S&P moved to dismiss the case on several grounds, including an argument that state-law claims against S&P are pre-empted by federal regulation of the rating agencies. The agency’s most substantive defense was that the AG’s case was based on statements that are either opinions protected under the First Amendment or generalities that don’t amount to actionable representations.
Cook County Judge Mary Ann Mason, in a very clearly written decision, firmly rejected both of those arguments (as well as every other defense S&P raised). First of all, she said, the AG’s suit isn’t based on S&P’s actual ratings of publicly traded securities (which are generally considered to be protected opinions) but on S&P’s representations about its independence and objectivity. And those representations, she said, are not mere puffery…. Mason’s reasoning is certainly alluring, but I’m not convinced that it opens the floodgates for similar actions by other state AGs armed with state deceptive practices laws. Here’s why….

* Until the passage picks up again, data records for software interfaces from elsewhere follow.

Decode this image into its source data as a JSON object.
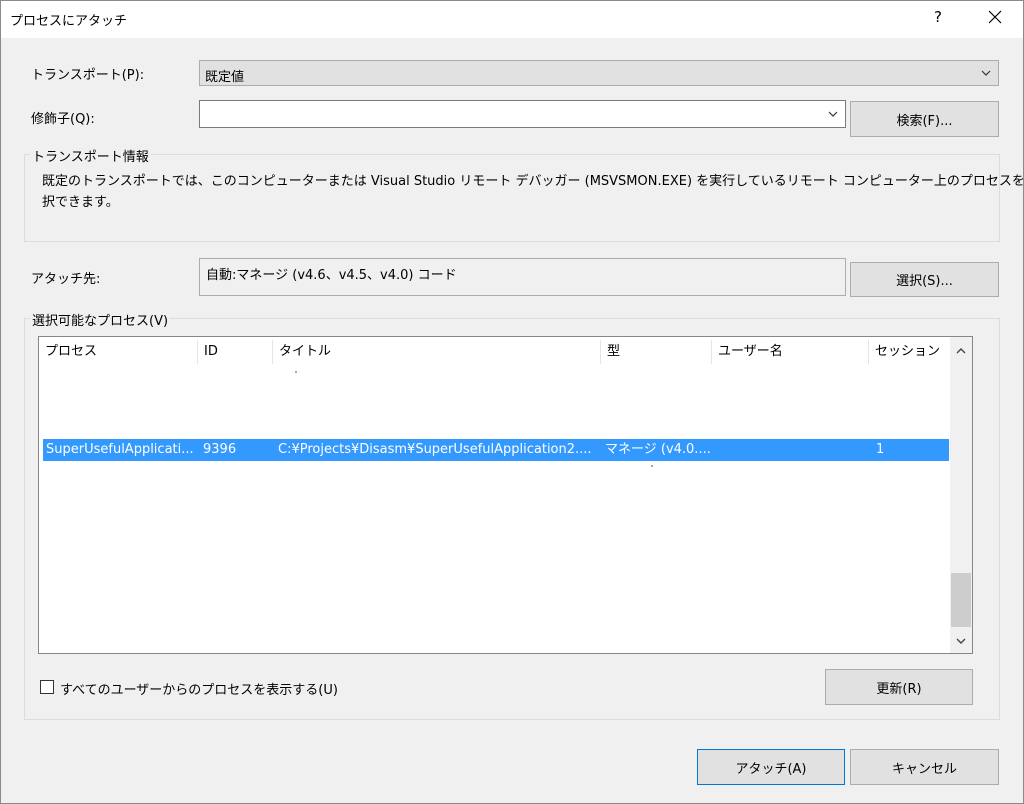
{
  "dialog": {
    "title": "プロセスにアタッチ",
    "help_glyph": "?"
  },
  "transport": {
    "label": "トランスポート(P):",
    "value": "既定値"
  },
  "qualifier": {
    "label": "修飾子(Q):",
    "value": "",
    "find_button": "検索(F)..."
  },
  "transport_info": {
    "group_label": "トランスポート情報",
    "text_line1": "既定のトランスポートでは、このコンピューターまたは Visual Studio リモート デバッガー (MSVSMON.EXE) を実行しているリモート コンピューター上のプロセスを選",
    "text_line2": "択できます。"
  },
  "attach_to": {
    "label": "アタッチ先:",
    "value": "自動:マネージ (v4.6、v4.5、v4.0) コード",
    "select_button": "選択(S)..."
  },
  "processes": {
    "group_label": "選択可能なプロセス(V)",
    "columns": [
      "プロセス",
      "ID",
      "タイトル",
      "型",
      "ユーザー名",
      "セッション"
    ],
    "selected_row": {
      "process": "SuperUsefulApplicati...",
      "id": "9396",
      "title": "C:¥Projects¥Disasm¥SuperUsefulApplication2....",
      "type": "マネージ (v4.0....",
      "user": "",
      "session": "1"
    },
    "show_all_users_label": "すべてのユーザーからのプロセスを表示する(U)",
    "show_all_users_checked": false,
    "refresh_button": "更新(R)"
  },
  "footer": {
    "attach_button": "アタッチ(A)",
    "cancel_button": "キャンセル"
  },
  "colors": {
    "selection": "#3399ff",
    "primary_border": "#0078d7"
  }
}
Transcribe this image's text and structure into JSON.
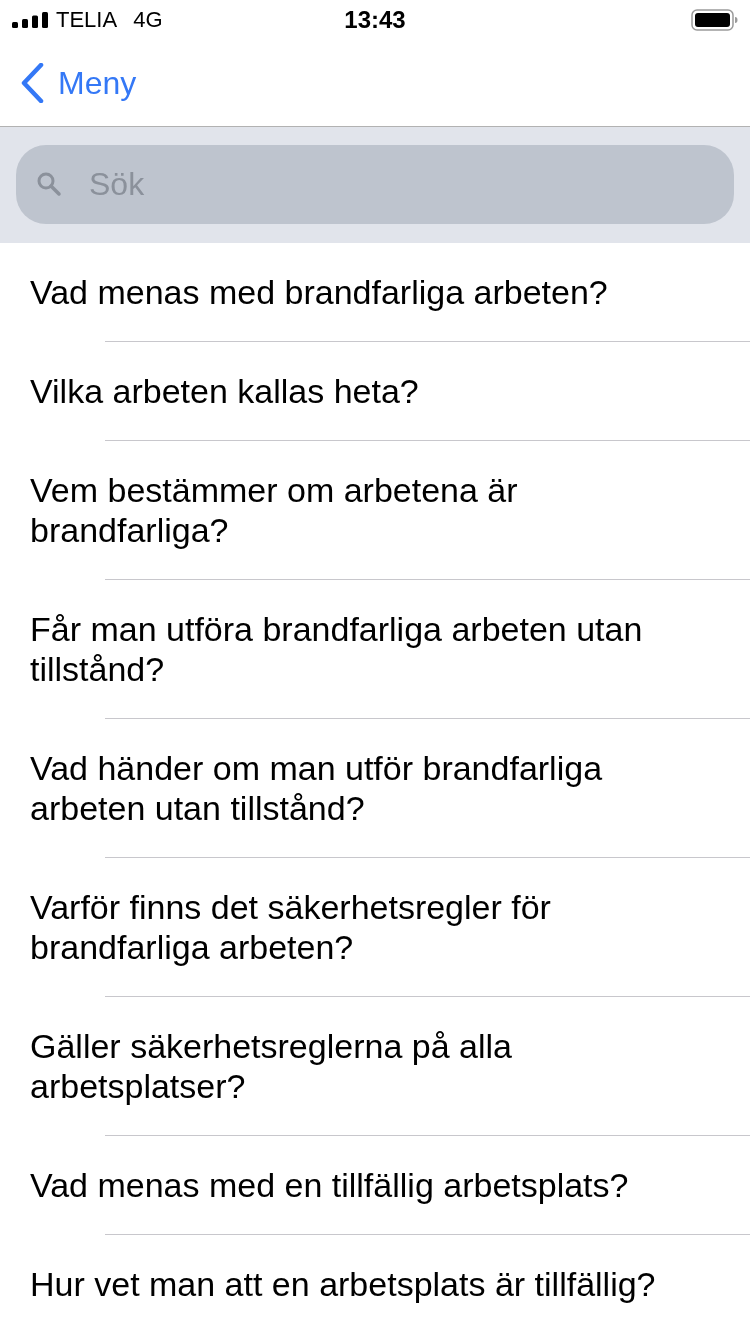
{
  "status_bar": {
    "carrier": "TELIA",
    "network": "4G",
    "time": "13:43"
  },
  "nav_bar": {
    "back_label": "Meny"
  },
  "search": {
    "placeholder": "Sök"
  },
  "questions": [
    "Vad menas med brandfarliga arbeten?",
    "Vilka arbeten kallas heta?",
    "Vem bestämmer om arbetena är brandfarliga?",
    "Får man utföra brandfarliga arbeten utan tillstånd?",
    "Vad händer om man utför brandfarliga arbeten utan tillstånd?",
    "Varför finns det säkerhetsregler för brandfarliga arbeten?",
    "Gäller säkerhetsreglerna på alla arbetsplatser?",
    "Vad menas med en tillfällig arbetsplats?",
    "Hur vet man att en arbetsplats är tillfällig?"
  ]
}
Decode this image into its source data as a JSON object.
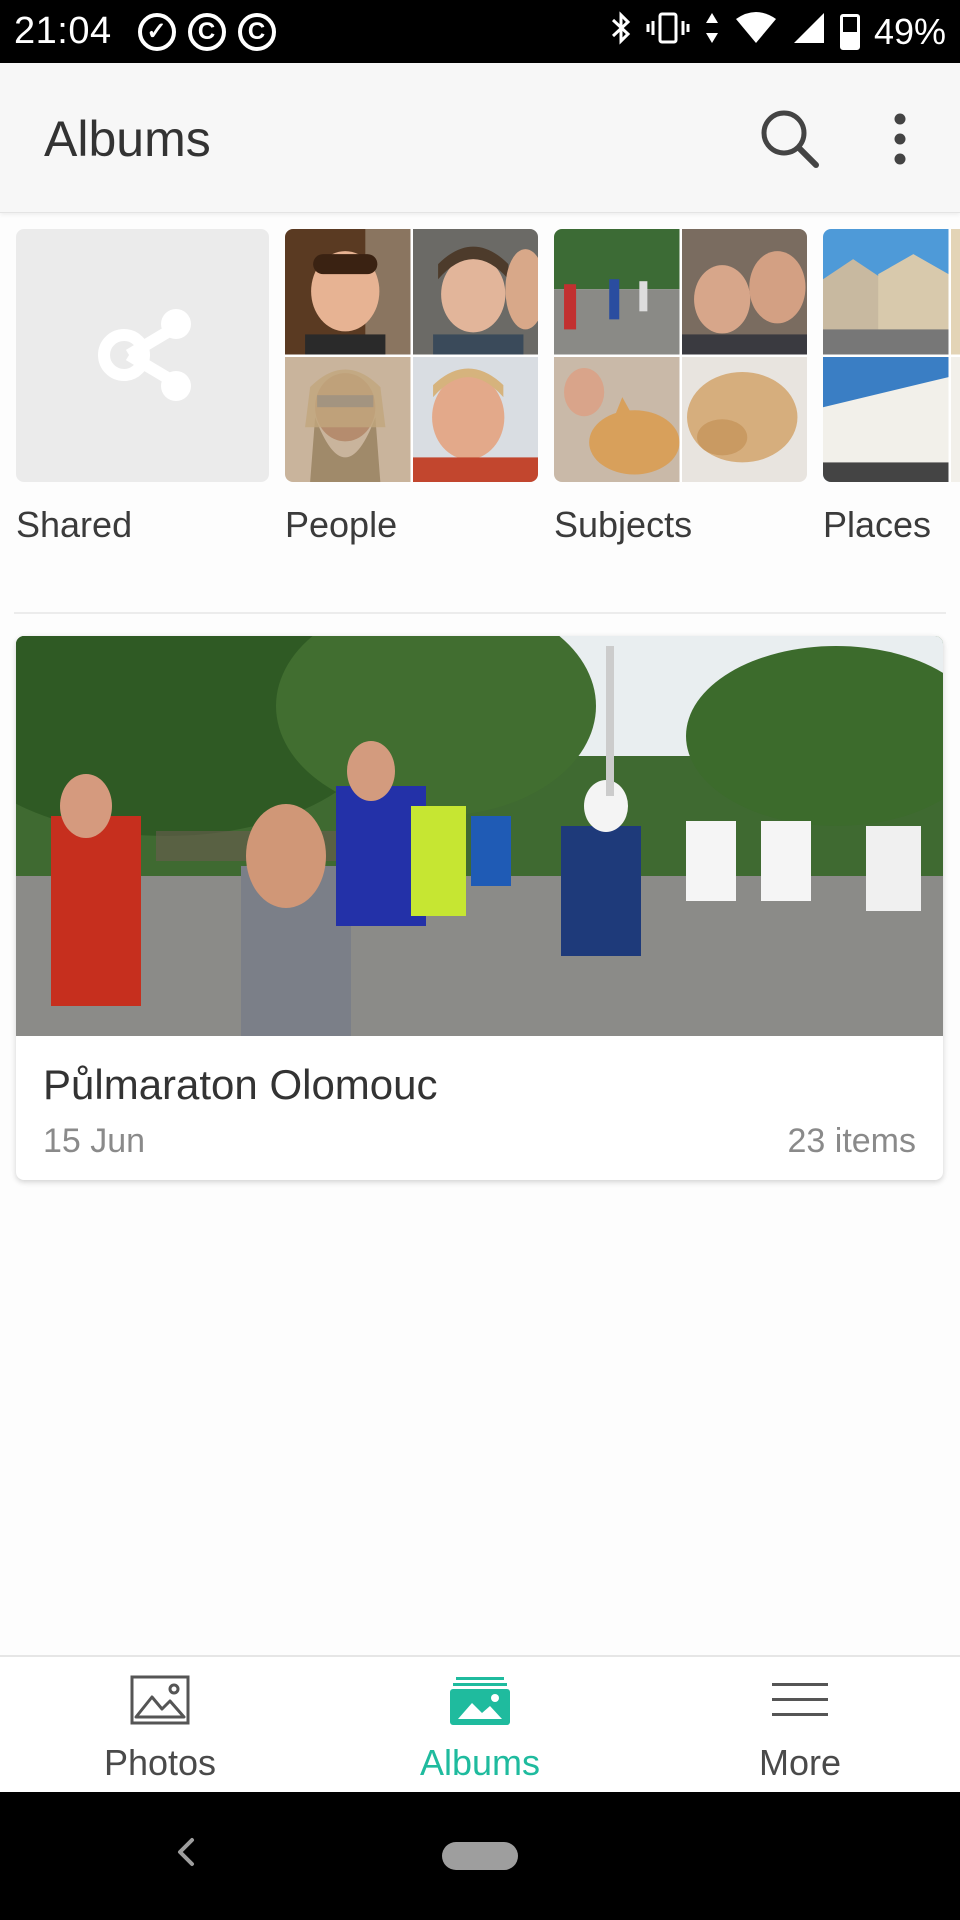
{
  "status_bar": {
    "time": "21:04",
    "left_icons": [
      "check-circle-icon",
      "notification-c-icon",
      "notification-c-icon"
    ],
    "right_icons": [
      "bluetooth-icon",
      "vibrate-icon",
      "data-arrows-icon",
      "wifi-icon",
      "cell-signal-icon",
      "battery-icon"
    ],
    "battery": "49%"
  },
  "app_bar": {
    "title": "Albums"
  },
  "categories": [
    {
      "label": "Shared",
      "icon": "share-icon"
    },
    {
      "label": "People"
    },
    {
      "label": "Subjects"
    },
    {
      "label": "Places"
    }
  ],
  "albums": [
    {
      "title": "Půlmaraton Olomouc",
      "date": "15 Jun",
      "count": "23 items"
    }
  ],
  "bottom_nav": {
    "items": [
      {
        "label": "Photos",
        "icon": "photo-icon",
        "active": false
      },
      {
        "label": "Albums",
        "icon": "albums-icon",
        "active": true
      },
      {
        "label": "More",
        "icon": "hamburger-menu-icon",
        "active": false
      }
    ],
    "accent": "#1fbb9e"
  }
}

via Chicago judge okays AG suit vs S&P. Bad omen for rating agencies? — Thomson Reuters News & Insight